Problem statement: Please print out the entries below unchanged and skip the images.

▼

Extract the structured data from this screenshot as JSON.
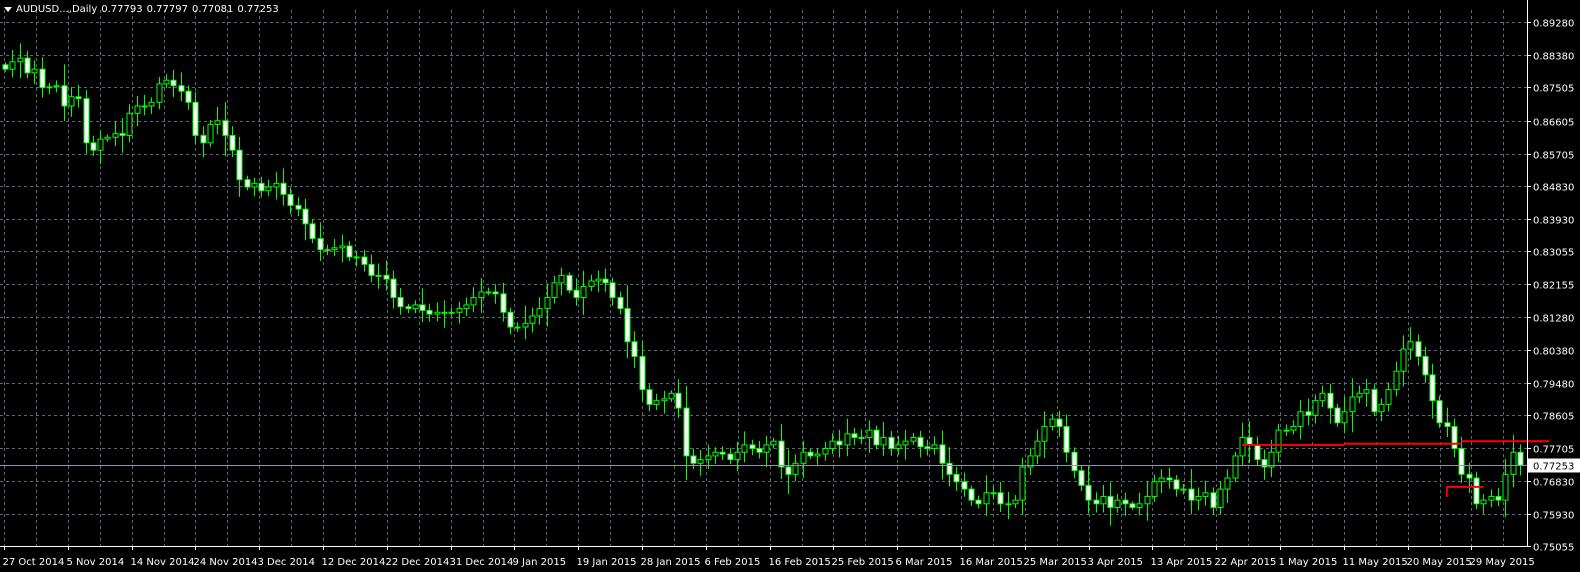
{
  "header": {
    "symbol": "AUDUSD...,Daily",
    "ohlc": [
      "0.77793",
      "0.77797",
      "0.77081",
      "0.77253"
    ]
  },
  "colors": {
    "background": "#000000",
    "grid": "#5a6a78",
    "axis": "#ffffff",
    "bull": "#00ff00",
    "bear": "#00ff00",
    "bull_body": "#000000",
    "bear_body": "#ffffff",
    "bid_line": "#8c9aa8",
    "hline": "#ff0000"
  },
  "chart_data": {
    "type": "candlestick",
    "symbol": "AUDUSD",
    "timeframe": "Daily",
    "ylim": [
      0.75055,
      0.8928
    ],
    "y_ticks": [
      "0.89280",
      "0.88380",
      "0.87505",
      "0.86605",
      "0.85705",
      "0.84830",
      "0.83930",
      "0.83055",
      "0.82155",
      "0.81280",
      "0.80380",
      "0.79480",
      "0.78605",
      "0.77705",
      "0.76830",
      "0.75930",
      "0.75055"
    ],
    "x_ticks": [
      "27 Oct 2014",
      "5 Nov 2014",
      "14 Nov 2014",
      "24 Nov 2014",
      "3 Dec 2014",
      "12 Dec 2014",
      "22 Dec 2014",
      "31 Dec 2014",
      "9 Jan 2015",
      "19 Jan 2015",
      "28 Jan 2015",
      "6 Feb 2015",
      "16 Feb 2015",
      "25 Feb 2015",
      "6 Mar 2015",
      "16 Mar 2015",
      "25 Mar 2015",
      "3 Apr 2015",
      "13 Apr 2015",
      "22 Apr 2015",
      "1 May 2015",
      "11 May 2015",
      "20 May 2015",
      "29 May 2015"
    ],
    "current_price": "0.77253",
    "horizontal_lines": [
      {
        "from_bar": 169,
        "to_bar": 183,
        "y": 0.778
      },
      {
        "from_bar": 183,
        "to_bar": 199,
        "y": 0.7783
      },
      {
        "from_bar": 199,
        "to_bar": 211,
        "y": 0.779
      },
      {
        "from_bar": 197,
        "to_bar": 202,
        "y": 0.7666
      }
    ],
    "closes": [
      0.88,
      0.882,
      0.883,
      0.879,
      0.88,
      0.875,
      0.8752,
      0.8755,
      0.87,
      0.8725,
      0.872,
      0.86,
      0.858,
      0.861,
      0.8615,
      0.8625,
      0.862,
      0.868,
      0.87,
      0.87,
      0.871,
      0.876,
      0.877,
      0.8755,
      0.874,
      0.871,
      0.862,
      0.86,
      0.865,
      0.866,
      0.862,
      0.858,
      0.85,
      0.848,
      0.849,
      0.847,
      0.848,
      0.849,
      0.846,
      0.843,
      0.842,
      0.838,
      0.834,
      0.831,
      0.831,
      0.8315,
      0.832,
      0.829,
      0.829,
      0.827,
      0.824,
      0.824,
      0.823,
      0.818,
      0.8155,
      0.815,
      0.816,
      0.8145,
      0.8135,
      0.814,
      0.814,
      0.814,
      0.815,
      0.816,
      0.818,
      0.8195,
      0.8195,
      0.819,
      0.814,
      0.81,
      0.81,
      0.811,
      0.813,
      0.815,
      0.818,
      0.822,
      0.824,
      0.82,
      0.818,
      0.821,
      0.8225,
      0.823,
      0.822,
      0.818,
      0.815,
      0.806,
      0.802,
      0.793,
      0.789,
      0.79,
      0.7905,
      0.792,
      0.788,
      0.775,
      0.773,
      0.774,
      0.775,
      0.776,
      0.7755,
      0.774,
      0.776,
      0.778,
      0.777,
      0.776,
      0.778,
      0.779,
      0.772,
      0.77,
      0.773,
      0.776,
      0.775,
      0.7755,
      0.777,
      0.779,
      0.778,
      0.781,
      0.78,
      0.78,
      0.782,
      0.778,
      0.78,
      0.777,
      0.778,
      0.779,
      0.78,
      0.7775,
      0.777,
      0.778,
      0.773,
      0.77,
      0.768,
      0.766,
      0.763,
      0.762,
      0.765,
      0.765,
      0.762,
      0.762,
      0.763,
      0.772,
      0.775,
      0.779,
      0.783,
      0.785,
      0.783,
      0.776,
      0.771,
      0.767,
      0.763,
      0.762,
      0.764,
      0.761,
      0.763,
      0.762,
      0.761,
      0.762,
      0.764,
      0.768,
      0.769,
      0.7685,
      0.766,
      0.766,
      0.763,
      0.764,
      0.765,
      0.761,
      0.766,
      0.769,
      0.775,
      0.78,
      0.778,
      0.774,
      0.772,
      0.776,
      0.782,
      0.782,
      0.783,
      0.787,
      0.786,
      0.79,
      0.792,
      0.788,
      0.784,
      0.787,
      0.791,
      0.792,
      0.793,
      0.787,
      0.789,
      0.793,
      0.798,
      0.804,
      0.806,
      0.802,
      0.797,
      0.79,
      0.784,
      0.783,
      0.777,
      0.77,
      0.769,
      0.762,
      0.763,
      0.764,
      0.763,
      0.77,
      0.776,
      0.7725
    ]
  }
}
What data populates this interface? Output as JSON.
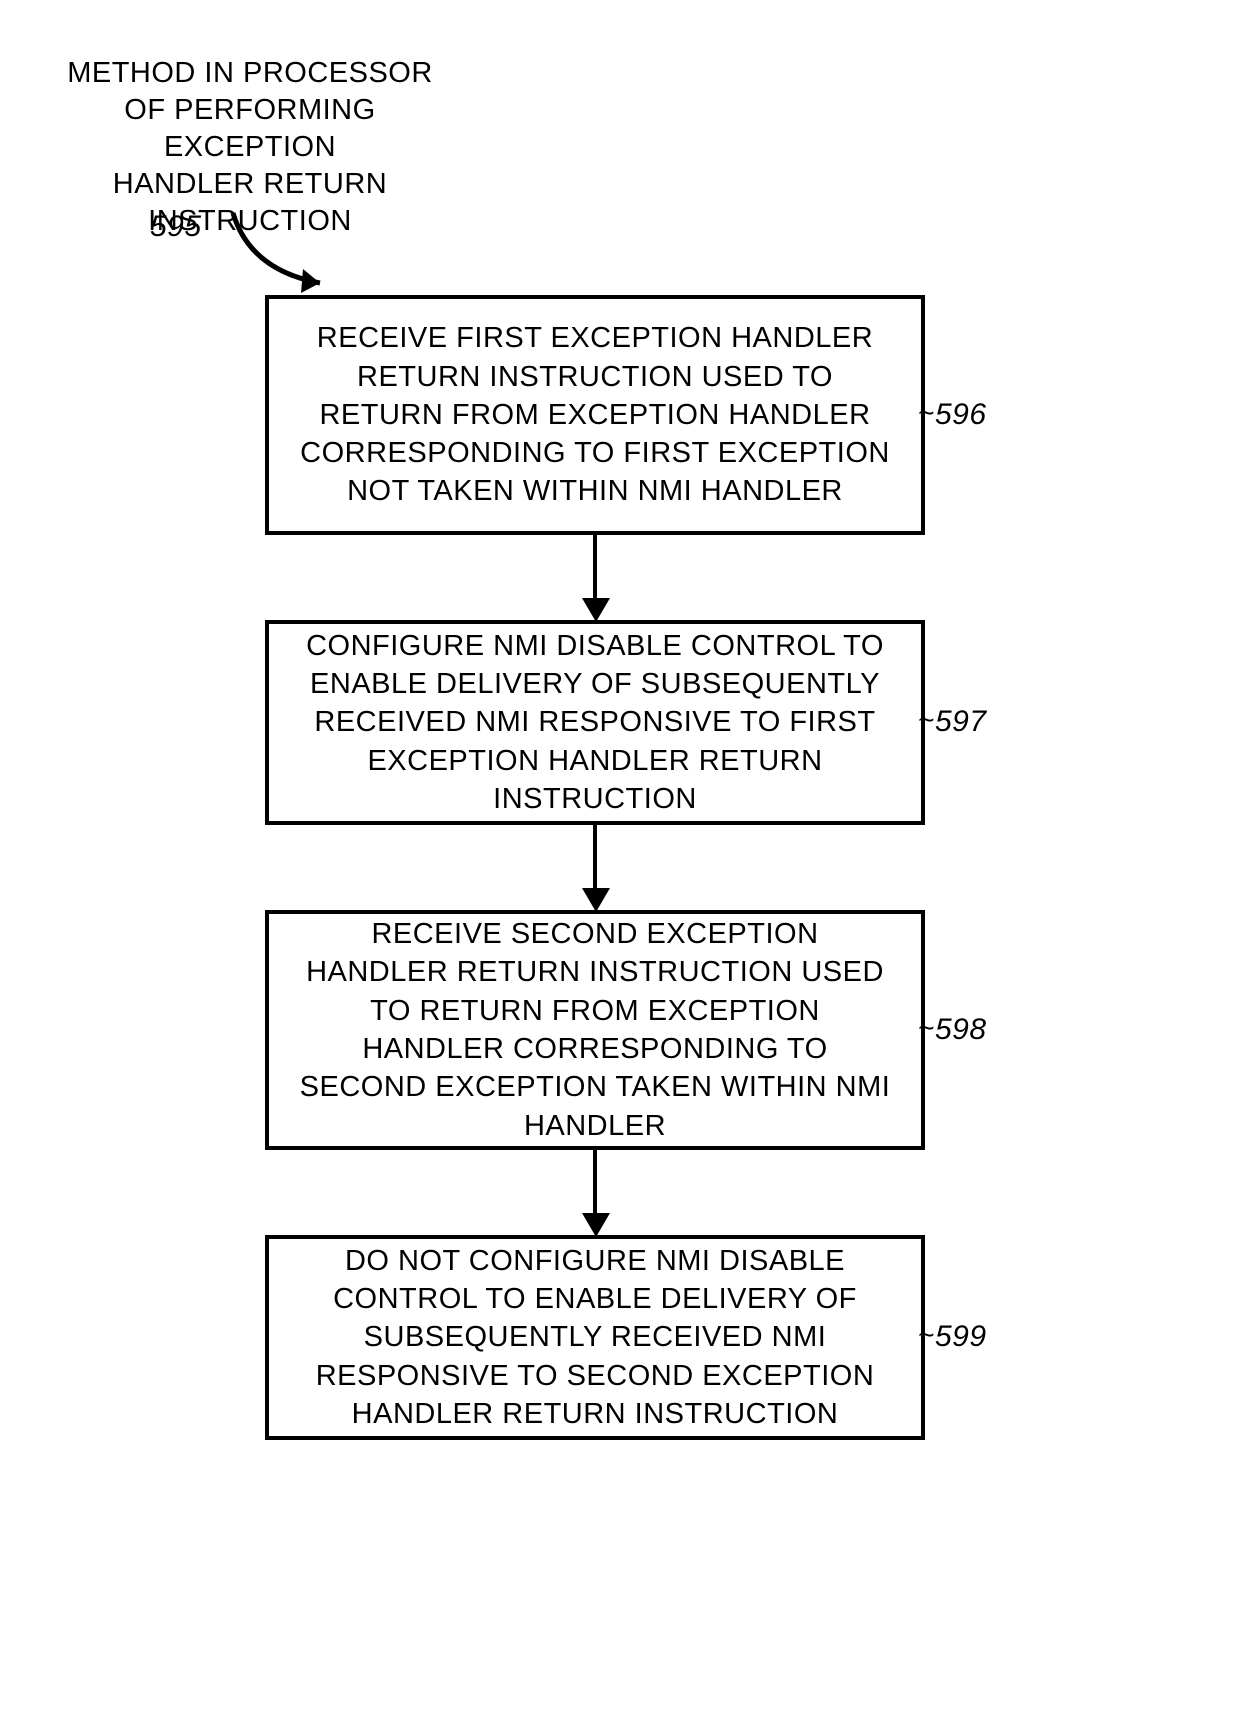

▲

Exercise output:
Extract the structured data from this screenshot as JSON.
{
  "header": {
    "symbol": "AUDUSD...,Daily",
    "ohlc": [
      "0.77793",
      "0.77797",
      "0.77081",
      "0.77253"
    ]
  },
  "colors": {
    "background": "#000000",
    "grid": "#5a6a78",
    "axis": "#ffffff",
    "bull": "#00ff00",
    "bear": "#00ff00",
    "bull_body": "#000000",
    "bear_body": "#ffffff",
    "bid_line": "#8c9aa8",
    "hline": "#ff0000"
  },
  "chart_data": {
    "type": "candlestick",
    "symbol": "AUDUSD",
    "timeframe": "Daily",
    "ylim": [
      0.75055,
      0.8928
    ],
    "y_ticks": [
      "0.89280",
      "0.88380",
      "0.87505",
      "0.86605",
      "0.85705",
      "0.84830",
      "0.83930",
      "0.83055",
      "0.82155",
      "0.81280",
      "0.80380",
      "0.79480",
      "0.78605",
      "0.77705",
      "0.76830",
      "0.75930",
      "0.75055"
    ],
    "x_ticks": [
      "27 Oct 2014",
      "5 Nov 2014",
      "14 Nov 2014",
      "24 Nov 2014",
      "3 Dec 2014",
      "12 Dec 2014",
      "22 Dec 2014",
      "31 Dec 2014",
      "9 Jan 2015",
      "19 Jan 2015",
      "28 Jan 2015",
      "6 Feb 2015",
      "16 Feb 2015",
      "25 Feb 2015",
      "6 Mar 2015",
      "16 Mar 2015",
      "25 Mar 2015",
      "3 Apr 2015",
      "13 Apr 2015",
      "22 Apr 2015",
      "1 May 2015",
      "11 May 2015",
      "20 May 2015",
      "29 May 2015"
    ],
    "current_price": "0.77253",
    "horizontal_lines": [
      {
        "from_bar": 169,
        "to_bar": 183,
        "y": 0.778
      },
      {
        "from_bar": 183,
        "to_bar": 199,
        "y": 0.7783
      },
      {
        "from_bar": 199,
        "to_bar": 211,
        "y": 0.779
      },
      {
        "from_bar": 197,
        "to_bar": 202,
        "y": 0.7666
      }
    ],
    "closes": [
      0.88,
      0.882,
      0.883,
      0.879,
      0.88,
      0.875,
      0.8752,
      0.8755,
      0.87,
      0.8725,
      0.872,
      0.86,
      0.858,
      0.861,
      0.8615,
      0.8625,
      0.862,
      0.868,
      0.87,
      0.87,
      0.871,
      0.876,
      0.877,
      0.8755,
      0.874,
      0.871,
      0.862,
      0.86,
      0.865,
      0.866,
      0.862,
      0.858,
      0.85,
      0.848,
      0.849,
      0.847,
      0.848,
      0.849,
      0.846,
      0.843,
      0.842,
      0.838,
      0.834,
      0.831,
      0.831,
      0.8315,
      0.832,
      0.829,
      0.829,
      0.827,
      0.824,
      0.824,
      0.823,
      0.818,
      0.8155,
      0.815,
      0.816,
      0.8145,
      0.8135,
      0.814,
      0.814,
      0.814,
      0.815,
      0.816,
      0.818,
      0.8195,
      0.8195,
      0.819,
      0.814,
      0.81,
      0.81,
      0.811,
      0.813,
      0.815,
      0.818,
      0.822,
      0.824,
      0.82,
      0.818,
      0.821,
      0.8225,
      0.823,
      0.822,
      0.818,
      0.815,
      0.806,
      0.802,
      0.793,
      0.789,
      0.79,
      0.7905,
      0.792,
      0.788,
      0.775,
      0.773,
      0.774,
      0.775,
      0.776,
      0.7755,
      0.774,
      0.776,
      0.778,
      0.777,
      0.776,
      0.778,
      0.779,
      0.772,
      0.77,
      0.773,
      0.776,
      0.775,
      0.7755,
      0.777,
      0.779,
      0.778,
      0.781,
      0.78,
      0.78,
      0.782,
      0.778,
      0.78,
      0.777,
      0.778,
      0.779,
      0.78,
      0.7775,
      0.777,
      0.778,
      0.773,
      0.77,
      0.768,
      0.766,
      0.763,
      0.762,
      0.765,
      0.765,
      0.762,
      0.762,
      0.763,
      0.772,
      0.775,
      0.779,
      0.783,
      0.785,
      0.783,
      0.776,
      0.771,
      0.767,
      0.763,
      0.762,
      0.764,
      0.761,
      0.763,
      0.762,
      0.761,
      0.762,
      0.764,
      0.768,
      0.769,
      0.7685,
      0.766,
      0.766,
      0.763,
      0.764,
      0.765,
      0.761,
      0.766,
      0.769,
      0.775,
      0.78,
      0.778,
      0.774,
      0.772,
      0.776,
      0.782,
      0.782,
      0.783,
      0.787,
      0.786,
      0.79,
      0.792,
      0.788,
      0.784,
      0.787,
      0.791,
      0.792,
      0.793,
      0.787,
      0.789,
      0.793,
      0.798,
      0.804,
      0.806,
      0.802,
      0.797,
      0.79,
      0.784,
      0.783,
      0.777,
      0.77,
      0.769,
      0.762,
      0.763,
      0.764,
      0.763,
      0.77,
      0.776,
      0.7725
    ]
  }
}
What data populates this interface? Output as JSON.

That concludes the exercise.